Records provided START
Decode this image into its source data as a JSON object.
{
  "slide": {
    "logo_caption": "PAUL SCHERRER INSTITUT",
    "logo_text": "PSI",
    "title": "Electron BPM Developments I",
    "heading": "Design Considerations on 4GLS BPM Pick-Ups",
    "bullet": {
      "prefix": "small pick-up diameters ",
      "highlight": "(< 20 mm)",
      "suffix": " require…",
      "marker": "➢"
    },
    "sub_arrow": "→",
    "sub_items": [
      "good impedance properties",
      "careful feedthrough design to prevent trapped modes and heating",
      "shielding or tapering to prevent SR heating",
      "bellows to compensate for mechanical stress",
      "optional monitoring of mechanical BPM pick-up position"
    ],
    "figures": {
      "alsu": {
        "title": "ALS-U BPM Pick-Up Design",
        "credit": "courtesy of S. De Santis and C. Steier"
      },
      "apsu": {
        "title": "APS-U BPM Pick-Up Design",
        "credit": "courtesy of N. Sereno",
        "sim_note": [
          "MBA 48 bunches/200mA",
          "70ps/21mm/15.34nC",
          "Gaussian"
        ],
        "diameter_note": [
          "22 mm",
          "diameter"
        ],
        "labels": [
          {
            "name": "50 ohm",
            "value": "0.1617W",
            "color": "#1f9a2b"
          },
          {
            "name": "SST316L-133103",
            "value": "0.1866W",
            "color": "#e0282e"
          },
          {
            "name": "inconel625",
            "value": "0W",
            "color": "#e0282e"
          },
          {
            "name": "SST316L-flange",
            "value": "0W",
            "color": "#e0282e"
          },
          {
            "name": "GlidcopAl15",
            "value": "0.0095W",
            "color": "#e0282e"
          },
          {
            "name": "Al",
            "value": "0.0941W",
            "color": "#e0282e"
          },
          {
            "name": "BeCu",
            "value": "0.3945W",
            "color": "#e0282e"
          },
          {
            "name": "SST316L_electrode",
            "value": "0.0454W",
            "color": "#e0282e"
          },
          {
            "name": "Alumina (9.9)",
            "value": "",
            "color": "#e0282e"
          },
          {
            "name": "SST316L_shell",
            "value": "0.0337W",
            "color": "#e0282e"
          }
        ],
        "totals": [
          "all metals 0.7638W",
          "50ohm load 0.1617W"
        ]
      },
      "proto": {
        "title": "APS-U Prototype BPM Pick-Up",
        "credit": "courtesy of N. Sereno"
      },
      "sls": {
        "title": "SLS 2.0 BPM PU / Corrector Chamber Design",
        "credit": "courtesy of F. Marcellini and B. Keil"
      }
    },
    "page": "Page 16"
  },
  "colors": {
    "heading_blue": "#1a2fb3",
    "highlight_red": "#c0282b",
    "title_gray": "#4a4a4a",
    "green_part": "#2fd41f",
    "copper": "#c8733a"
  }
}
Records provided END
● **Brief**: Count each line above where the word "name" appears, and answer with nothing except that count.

● **Answer to this task**: 10